WHAT THE EXERCISE ASKS:
Sort through the entries below and pull out lines containing the word "data".
*** EXTRACTED RECORDS ***
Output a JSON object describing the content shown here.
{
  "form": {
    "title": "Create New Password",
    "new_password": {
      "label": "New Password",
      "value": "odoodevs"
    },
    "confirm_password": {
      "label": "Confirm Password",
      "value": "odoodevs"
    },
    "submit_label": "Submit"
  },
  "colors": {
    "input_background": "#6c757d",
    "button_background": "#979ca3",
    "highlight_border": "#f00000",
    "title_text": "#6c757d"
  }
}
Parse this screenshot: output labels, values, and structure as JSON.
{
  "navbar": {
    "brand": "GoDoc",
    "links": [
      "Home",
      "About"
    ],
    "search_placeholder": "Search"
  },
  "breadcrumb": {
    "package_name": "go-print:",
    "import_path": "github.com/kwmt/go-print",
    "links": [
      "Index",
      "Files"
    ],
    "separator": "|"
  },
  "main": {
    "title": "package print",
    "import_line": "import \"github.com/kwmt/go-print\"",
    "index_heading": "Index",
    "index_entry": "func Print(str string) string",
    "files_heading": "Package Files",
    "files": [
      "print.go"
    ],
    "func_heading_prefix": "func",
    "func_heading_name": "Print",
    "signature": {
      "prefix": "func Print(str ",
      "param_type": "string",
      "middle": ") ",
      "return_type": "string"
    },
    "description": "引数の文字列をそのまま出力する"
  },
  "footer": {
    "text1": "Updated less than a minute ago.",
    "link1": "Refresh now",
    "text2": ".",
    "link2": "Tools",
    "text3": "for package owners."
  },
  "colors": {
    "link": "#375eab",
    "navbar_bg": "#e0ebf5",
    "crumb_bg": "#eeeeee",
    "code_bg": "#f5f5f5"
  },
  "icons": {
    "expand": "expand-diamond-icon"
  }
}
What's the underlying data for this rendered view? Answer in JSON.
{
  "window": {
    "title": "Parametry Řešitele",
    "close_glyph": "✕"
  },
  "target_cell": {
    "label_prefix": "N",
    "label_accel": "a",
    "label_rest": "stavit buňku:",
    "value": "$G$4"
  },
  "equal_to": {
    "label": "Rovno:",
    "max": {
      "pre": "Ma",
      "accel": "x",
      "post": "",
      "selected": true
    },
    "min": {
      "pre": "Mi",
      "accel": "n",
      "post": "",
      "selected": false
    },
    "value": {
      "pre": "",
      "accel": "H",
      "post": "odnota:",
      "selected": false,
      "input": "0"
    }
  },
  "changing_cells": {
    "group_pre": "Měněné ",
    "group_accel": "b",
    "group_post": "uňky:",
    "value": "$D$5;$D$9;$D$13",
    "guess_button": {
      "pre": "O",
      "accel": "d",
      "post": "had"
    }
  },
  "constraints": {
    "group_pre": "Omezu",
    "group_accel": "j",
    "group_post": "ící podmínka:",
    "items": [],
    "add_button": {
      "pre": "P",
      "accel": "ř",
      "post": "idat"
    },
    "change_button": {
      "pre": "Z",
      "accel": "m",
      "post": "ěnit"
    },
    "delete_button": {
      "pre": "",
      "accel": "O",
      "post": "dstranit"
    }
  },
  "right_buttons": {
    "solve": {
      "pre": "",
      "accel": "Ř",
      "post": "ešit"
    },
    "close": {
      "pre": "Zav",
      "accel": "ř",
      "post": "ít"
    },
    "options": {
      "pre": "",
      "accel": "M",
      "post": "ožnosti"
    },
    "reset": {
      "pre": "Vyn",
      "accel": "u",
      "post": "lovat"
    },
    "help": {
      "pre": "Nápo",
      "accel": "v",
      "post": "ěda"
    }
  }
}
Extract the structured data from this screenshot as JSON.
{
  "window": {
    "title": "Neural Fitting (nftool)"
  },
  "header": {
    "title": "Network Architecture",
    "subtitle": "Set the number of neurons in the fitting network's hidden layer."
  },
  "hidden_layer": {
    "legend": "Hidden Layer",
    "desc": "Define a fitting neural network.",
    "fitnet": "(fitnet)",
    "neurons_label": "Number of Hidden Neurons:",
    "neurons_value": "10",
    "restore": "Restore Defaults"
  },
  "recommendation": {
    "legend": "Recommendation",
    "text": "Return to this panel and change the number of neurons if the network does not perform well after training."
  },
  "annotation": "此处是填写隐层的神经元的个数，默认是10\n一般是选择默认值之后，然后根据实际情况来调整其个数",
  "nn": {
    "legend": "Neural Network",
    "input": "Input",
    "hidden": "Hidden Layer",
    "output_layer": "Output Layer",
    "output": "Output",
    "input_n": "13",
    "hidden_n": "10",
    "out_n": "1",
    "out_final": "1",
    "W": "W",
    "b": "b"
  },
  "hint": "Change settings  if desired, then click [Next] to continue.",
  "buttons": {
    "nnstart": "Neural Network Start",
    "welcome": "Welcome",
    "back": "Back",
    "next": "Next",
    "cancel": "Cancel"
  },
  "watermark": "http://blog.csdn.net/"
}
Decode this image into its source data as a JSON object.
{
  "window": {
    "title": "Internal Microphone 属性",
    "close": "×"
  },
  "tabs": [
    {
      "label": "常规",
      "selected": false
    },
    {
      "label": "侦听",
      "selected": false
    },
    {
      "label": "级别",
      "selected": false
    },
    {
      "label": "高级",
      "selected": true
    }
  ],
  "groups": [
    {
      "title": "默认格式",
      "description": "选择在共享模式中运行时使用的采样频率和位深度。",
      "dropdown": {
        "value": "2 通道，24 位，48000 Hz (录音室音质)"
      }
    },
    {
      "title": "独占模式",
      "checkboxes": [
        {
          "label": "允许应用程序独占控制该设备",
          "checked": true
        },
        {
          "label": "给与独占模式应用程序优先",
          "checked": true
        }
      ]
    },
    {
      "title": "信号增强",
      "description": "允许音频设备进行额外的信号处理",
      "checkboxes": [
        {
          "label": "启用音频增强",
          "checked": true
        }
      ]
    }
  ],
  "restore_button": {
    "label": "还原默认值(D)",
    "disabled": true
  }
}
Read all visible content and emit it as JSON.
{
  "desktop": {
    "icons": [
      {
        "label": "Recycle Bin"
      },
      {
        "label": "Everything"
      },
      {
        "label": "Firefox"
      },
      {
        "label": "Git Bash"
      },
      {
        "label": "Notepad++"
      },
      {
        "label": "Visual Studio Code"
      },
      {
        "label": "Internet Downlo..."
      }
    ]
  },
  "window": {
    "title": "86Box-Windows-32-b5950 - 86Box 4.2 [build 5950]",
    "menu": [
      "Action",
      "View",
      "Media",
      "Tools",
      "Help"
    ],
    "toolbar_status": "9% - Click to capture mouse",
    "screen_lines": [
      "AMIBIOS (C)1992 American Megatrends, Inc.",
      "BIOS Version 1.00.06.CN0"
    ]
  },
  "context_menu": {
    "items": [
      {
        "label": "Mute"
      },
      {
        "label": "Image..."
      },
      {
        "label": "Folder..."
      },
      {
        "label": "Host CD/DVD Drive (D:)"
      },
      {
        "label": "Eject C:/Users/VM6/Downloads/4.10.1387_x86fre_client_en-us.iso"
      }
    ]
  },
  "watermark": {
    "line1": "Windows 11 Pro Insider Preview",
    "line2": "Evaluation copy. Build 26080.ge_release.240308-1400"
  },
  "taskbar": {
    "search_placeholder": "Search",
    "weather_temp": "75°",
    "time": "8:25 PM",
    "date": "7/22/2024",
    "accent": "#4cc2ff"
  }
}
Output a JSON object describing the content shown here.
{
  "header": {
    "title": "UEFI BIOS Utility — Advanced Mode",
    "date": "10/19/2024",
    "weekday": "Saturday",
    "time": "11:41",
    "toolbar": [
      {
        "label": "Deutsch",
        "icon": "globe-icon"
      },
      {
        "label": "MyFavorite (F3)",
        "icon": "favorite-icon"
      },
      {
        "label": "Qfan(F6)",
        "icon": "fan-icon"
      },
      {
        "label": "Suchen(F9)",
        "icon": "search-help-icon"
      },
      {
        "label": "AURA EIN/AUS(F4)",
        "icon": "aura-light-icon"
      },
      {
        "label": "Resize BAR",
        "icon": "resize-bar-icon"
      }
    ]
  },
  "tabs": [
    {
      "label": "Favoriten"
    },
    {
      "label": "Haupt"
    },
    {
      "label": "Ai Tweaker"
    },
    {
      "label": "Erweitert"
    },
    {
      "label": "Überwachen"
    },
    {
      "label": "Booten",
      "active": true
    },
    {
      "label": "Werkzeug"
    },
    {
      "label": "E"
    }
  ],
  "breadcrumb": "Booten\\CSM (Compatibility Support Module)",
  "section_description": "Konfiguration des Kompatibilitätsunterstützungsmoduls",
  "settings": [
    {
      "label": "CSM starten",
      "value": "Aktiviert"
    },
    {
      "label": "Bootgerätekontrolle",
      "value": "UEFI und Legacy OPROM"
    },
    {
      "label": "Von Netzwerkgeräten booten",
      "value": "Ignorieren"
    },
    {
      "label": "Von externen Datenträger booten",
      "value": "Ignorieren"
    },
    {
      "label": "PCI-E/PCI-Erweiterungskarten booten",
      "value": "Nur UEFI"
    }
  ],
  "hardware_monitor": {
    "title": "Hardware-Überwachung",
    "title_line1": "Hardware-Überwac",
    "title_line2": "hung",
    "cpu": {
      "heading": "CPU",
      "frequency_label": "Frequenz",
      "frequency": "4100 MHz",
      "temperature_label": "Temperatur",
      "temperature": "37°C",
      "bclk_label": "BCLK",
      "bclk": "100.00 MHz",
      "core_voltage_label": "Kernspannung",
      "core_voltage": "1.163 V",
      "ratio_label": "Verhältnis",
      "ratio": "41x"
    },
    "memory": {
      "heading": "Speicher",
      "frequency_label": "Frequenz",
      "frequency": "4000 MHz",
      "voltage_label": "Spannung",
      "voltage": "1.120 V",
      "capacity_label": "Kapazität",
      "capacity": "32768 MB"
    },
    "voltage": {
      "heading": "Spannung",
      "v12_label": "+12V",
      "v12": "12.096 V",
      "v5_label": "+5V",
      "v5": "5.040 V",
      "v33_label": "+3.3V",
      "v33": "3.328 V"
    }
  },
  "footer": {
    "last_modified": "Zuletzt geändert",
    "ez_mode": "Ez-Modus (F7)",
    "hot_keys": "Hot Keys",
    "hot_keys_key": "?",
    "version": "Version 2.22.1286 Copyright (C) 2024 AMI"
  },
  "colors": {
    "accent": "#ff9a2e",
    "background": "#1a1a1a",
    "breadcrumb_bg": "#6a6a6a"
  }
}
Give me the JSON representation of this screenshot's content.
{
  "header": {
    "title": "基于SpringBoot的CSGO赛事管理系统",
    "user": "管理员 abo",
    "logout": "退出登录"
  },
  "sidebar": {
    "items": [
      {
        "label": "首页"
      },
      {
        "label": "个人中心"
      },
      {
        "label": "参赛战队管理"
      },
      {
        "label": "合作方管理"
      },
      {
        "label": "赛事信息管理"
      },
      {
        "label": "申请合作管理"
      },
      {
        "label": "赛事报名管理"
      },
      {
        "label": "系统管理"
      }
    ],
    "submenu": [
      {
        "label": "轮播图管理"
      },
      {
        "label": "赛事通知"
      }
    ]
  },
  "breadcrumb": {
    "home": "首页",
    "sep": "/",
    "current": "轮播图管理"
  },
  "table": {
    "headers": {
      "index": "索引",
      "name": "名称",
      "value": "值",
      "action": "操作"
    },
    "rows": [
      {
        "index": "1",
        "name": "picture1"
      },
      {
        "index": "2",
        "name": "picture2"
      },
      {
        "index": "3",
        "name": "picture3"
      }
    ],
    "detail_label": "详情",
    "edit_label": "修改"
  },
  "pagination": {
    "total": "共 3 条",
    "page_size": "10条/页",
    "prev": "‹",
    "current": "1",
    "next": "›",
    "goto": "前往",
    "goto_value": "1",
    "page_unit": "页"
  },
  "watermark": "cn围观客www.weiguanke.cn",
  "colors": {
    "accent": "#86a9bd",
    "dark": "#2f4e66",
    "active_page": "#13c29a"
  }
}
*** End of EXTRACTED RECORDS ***
SOLUTION TO THE EXERCISE:
What's the underlying data for this rendered view? Answer in JSON.
Extract the structured data from this screenshot as JSON.
Decode this image into its source data as a JSON object.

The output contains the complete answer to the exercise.